··· Exercise materials
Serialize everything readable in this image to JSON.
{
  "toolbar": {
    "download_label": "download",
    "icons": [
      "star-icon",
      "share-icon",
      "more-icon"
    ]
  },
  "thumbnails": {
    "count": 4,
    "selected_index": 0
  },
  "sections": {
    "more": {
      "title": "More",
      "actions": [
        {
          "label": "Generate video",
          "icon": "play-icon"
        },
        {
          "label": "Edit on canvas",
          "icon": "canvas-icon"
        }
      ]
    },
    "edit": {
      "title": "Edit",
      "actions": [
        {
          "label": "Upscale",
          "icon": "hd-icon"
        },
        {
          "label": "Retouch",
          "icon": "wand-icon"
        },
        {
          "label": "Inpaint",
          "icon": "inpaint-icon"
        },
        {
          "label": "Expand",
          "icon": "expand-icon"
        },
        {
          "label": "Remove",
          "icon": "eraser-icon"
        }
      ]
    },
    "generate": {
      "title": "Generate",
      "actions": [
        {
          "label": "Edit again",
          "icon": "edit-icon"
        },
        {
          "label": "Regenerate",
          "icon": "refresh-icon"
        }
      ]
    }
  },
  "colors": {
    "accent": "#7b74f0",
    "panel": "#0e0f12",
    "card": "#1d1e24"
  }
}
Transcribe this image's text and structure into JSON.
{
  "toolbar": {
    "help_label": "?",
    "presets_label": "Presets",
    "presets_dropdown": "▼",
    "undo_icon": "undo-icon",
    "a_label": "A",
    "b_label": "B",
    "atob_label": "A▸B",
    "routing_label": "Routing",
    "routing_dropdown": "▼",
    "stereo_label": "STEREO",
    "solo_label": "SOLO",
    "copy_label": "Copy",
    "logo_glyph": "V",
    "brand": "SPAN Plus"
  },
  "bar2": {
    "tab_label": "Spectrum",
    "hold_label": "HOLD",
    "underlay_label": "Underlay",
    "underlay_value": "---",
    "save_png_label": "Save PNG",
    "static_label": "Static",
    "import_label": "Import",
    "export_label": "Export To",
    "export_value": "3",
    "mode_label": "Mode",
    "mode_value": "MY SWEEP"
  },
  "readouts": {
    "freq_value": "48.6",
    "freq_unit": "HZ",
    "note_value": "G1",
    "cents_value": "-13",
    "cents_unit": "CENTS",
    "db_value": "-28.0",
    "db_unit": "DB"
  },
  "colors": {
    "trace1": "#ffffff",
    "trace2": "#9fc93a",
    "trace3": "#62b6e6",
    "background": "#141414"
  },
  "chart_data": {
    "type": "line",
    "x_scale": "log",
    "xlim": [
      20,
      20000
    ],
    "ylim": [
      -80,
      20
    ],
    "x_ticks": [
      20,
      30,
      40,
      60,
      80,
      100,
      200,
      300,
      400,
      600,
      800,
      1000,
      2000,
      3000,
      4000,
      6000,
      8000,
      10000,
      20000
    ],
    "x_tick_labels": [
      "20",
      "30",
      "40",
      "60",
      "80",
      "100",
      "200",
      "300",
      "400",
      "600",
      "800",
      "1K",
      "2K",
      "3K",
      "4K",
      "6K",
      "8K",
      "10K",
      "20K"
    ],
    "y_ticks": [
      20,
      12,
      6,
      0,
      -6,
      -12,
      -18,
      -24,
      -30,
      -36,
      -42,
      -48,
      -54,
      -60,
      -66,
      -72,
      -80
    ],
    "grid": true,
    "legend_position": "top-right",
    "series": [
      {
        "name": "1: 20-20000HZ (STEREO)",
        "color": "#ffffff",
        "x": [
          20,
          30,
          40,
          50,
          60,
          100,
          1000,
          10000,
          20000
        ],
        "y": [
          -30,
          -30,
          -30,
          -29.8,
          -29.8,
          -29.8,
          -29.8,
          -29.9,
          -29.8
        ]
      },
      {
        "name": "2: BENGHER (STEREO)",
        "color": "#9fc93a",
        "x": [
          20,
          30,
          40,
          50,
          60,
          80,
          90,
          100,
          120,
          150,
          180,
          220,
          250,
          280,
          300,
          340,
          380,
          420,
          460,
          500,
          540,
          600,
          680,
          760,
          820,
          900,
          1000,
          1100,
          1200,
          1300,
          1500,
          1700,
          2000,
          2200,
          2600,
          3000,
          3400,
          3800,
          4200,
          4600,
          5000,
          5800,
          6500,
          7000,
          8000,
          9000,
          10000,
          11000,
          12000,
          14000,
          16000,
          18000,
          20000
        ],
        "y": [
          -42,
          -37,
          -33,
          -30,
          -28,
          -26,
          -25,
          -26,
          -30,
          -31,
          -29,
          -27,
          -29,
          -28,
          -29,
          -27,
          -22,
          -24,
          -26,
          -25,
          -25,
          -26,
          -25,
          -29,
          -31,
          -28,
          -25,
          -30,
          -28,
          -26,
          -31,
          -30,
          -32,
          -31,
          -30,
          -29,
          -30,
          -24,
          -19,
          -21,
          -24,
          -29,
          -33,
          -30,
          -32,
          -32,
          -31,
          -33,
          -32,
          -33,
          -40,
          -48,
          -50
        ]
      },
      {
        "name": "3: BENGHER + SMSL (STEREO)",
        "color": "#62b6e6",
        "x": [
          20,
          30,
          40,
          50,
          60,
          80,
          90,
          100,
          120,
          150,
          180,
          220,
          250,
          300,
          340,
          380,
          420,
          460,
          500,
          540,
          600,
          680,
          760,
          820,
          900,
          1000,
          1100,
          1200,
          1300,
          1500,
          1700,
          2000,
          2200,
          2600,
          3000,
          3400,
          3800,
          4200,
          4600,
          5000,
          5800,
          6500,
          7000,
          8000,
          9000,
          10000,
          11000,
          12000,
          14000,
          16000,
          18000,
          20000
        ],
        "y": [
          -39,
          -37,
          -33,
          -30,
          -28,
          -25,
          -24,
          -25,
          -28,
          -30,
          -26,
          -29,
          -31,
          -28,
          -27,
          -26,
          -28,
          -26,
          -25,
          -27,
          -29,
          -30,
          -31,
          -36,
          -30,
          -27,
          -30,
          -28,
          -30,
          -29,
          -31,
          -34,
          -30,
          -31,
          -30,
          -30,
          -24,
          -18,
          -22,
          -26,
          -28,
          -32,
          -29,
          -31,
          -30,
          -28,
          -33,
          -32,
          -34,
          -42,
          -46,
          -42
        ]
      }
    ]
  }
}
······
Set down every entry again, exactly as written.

=== Written response ===
Serialize everything readable in this image to JSON.
{
  "toolbar": {
    "download_label": "download",
    "icons": [
      "star-icon",
      "share-icon",
      "more-icon"
    ]
  },
  "thumbnails": {
    "count": 4,
    "selected_index": 0
  },
  "sections": {
    "more": {
      "title": "More",
      "actions": [
        {
          "label": "Generate video",
          "icon": "play-icon"
        },
        {
          "label": "Edit on canvas",
          "icon": "canvas-icon"
        }
      ]
    },
    "edit": {
      "title": "Edit",
      "actions": [
        {
          "label": "Upscale",
          "icon": "hd-icon"
        },
        {
          "label": "Retouch",
          "icon": "wand-icon"
        },
        {
          "label": "Inpaint",
          "icon": "inpaint-icon"
        },
        {
          "label": "Expand",
          "icon": "expand-icon"
        },
        {
          "label": "Remove",
          "icon": "eraser-icon"
        }
      ]
    },
    "generate": {
      "title": "Generate",
      "actions": [
        {
          "label": "Edit again",
          "icon": "edit-icon"
        },
        {
          "label": "Regenerate",
          "icon": "refresh-icon"
        }
      ]
    }
  },
  "colors": {
    "accent": "#7b74f0",
    "panel": "#0e0f12",
    "card": "#1d1e24"
  }
}
Transcribe this image's text and structure into JSON.
{
  "toolbar": {
    "help_label": "?",
    "presets_label": "Presets",
    "presets_dropdown": "▼",
    "undo_icon": "undo-icon",
    "a_label": "A",
    "b_label": "B",
    "atob_label": "A▸B",
    "routing_label": "Routing",
    "routing_dropdown": "▼",
    "stereo_label": "STEREO",
    "solo_label": "SOLO",
    "copy_label": "Copy",
    "logo_glyph": "V",
    "brand": "SPAN Plus"
  },
  "bar2": {
    "tab_label": "Spectrum",
    "hold_label": "HOLD",
    "underlay_label": "Underlay",
    "underlay_value": "---",
    "save_png_label": "Save PNG",
    "static_label": "Static",
    "import_label": "Import",
    "export_label": "Export To",
    "export_value": "3",
    "mode_label": "Mode",
    "mode_value": "MY SWEEP"
  },
  "readouts": {
    "freq_value": "48.6",
    "freq_unit": "HZ",
    "note_value": "G1",
    "cents_value": "-13",
    "cents_unit": "CENTS",
    "db_value": "-28.0",
    "db_unit": "DB"
  },
  "colors": {
    "trace1": "#ffffff",
    "trace2": "#9fc93a",
    "trace3": "#62b6e6",
    "background": "#141414"
  },
  "chart_data": {
    "type": "line",
    "x_scale": "log",
    "xlim": [
      20,
      20000
    ],
    "ylim": [
      -80,
      20
    ],
    "x_ticks": [
      20,
      30,
      40,
      60,
      80,
      100,
      200,
      300,
      400,
      600,
      800,
      1000,
      2000,
      3000,
      4000,
      6000,
      8000,
      10000,
      20000
    ],
    "x_tick_labels": [
      "20",
      "30",
      "40",
      "60",
      "80",
      "100",
      "200",
      "300",
      "400",
      "600",
      "800",
      "1K",
      "2K",
      "3K",
      "4K",
      "6K",
      "8K",
      "10K",
      "20K"
    ],
    "y_ticks": [
      20,
      12,
      6,
      0,
      -6,
      -12,
      -18,
      -24,
      -30,
      -36,
      -42,
      -48,
      -54,
      -60,
      -66,
      -72,
      -80
    ],
    "grid": true,
    "legend_position": "top-right",
    "series": [
      {
        "name": "1: 20-20000HZ (STEREO)",
        "color": "#ffffff",
        "x": [
          20,
          30,
          40,
          50,
          60,
          100,
          1000,
          10000,
          20000
        ],
        "y": [
          -30,
          -30,
          -30,
          -29.8,
          -29.8,
          -29.8,
          -29.8,
          -29.9,
          -29.8
        ]
      },
      {
        "name": "2: BENGHER (STEREO)",
        "color": "#9fc93a",
        "x": [
          20,
          30,
          40,
          50,
          60,
          80,
          90,
          100,
          120,
          150,
          180,
          220,
          250,
          280,
          300,
          340,
          380,
          420,
          460,
          500,
          540,
          600,
          680,
          760,
          820,
          900,
          1000,
          1100,
          1200,
          1300,
          1500,
          1700,
          2000,
          2200,
          2600,
          3000,
          3400,
          3800,
          4200,
          4600,
          5000,
          5800,
          6500,
          7000,
          8000,
          9000,
          10000,
          11000,
          12000,
          14000,
          16000,
          18000,
          20000
        ],
        "y": [
          -42,
          -37,
          -33,
          -30,
          -28,
          -26,
          -25,
          -26,
          -30,
          -31,
          -29,
          -27,
          -29,
          -28,
          -29,
          -27,
          -22,
          -24,
          -26,
          -25,
          -25,
          -26,
          -25,
          -29,
          -31,
          -28,
          -25,
          -30,
          -28,
          -26,
          -31,
          -30,
          -32,
          -31,
          -30,
          -29,
          -30,
          -24,
          -19,
          -21,
          -24,
          -29,
          -33,
          -30,
          -32,
          -32,
          -31,
          -33,
          -32,
          -33,
          -40,
          -48,
          -50
        ]
      },
      {
        "name": "3: BENGHER + SMSL (STEREO)",
        "color": "#62b6e6",
        "x": [
          20,
          30,
          40,
          50,
          60,
          80,
          90,
          100,
          120,
          150,
          180,
          220,
          250,
          300,
          340,
          380,
          420,
          460,
          500,
          540,
          600,
          680,
          760,
          820,
          900,
          1000,
          1100,
          1200,
          1300,
          1500,
          1700,
          2000,
          2200,
          2600,
          3000,
          3400,
          3800,
          4200,
          4600,
          5000,
          5800,
          6500,
          7000,
          8000,
          9000,
          10000,
          11000,
          12000,
          14000,
          16000,
          18000,
          20000
        ],
        "y": [
          -39,
          -37,
          -33,
          -30,
          -28,
          -25,
          -24,
          -25,
          -28,
          -30,
          -26,
          -29,
          -31,
          -28,
          -27,
          -26,
          -28,
          -26,
          -25,
          -27,
          -29,
          -30,
          -31,
          -36,
          -30,
          -27,
          -30,
          -28,
          -30,
          -29,
          -31,
          -34,
          -30,
          -31,
          -30,
          -30,
          -24,
          -18,
          -22,
          -26,
          -28,
          -32,
          -29,
          -31,
          -30,
          -28,
          -33,
          -32,
          -34,
          -42,
          -46,
          -42
        ]
      }
    ]
  }
}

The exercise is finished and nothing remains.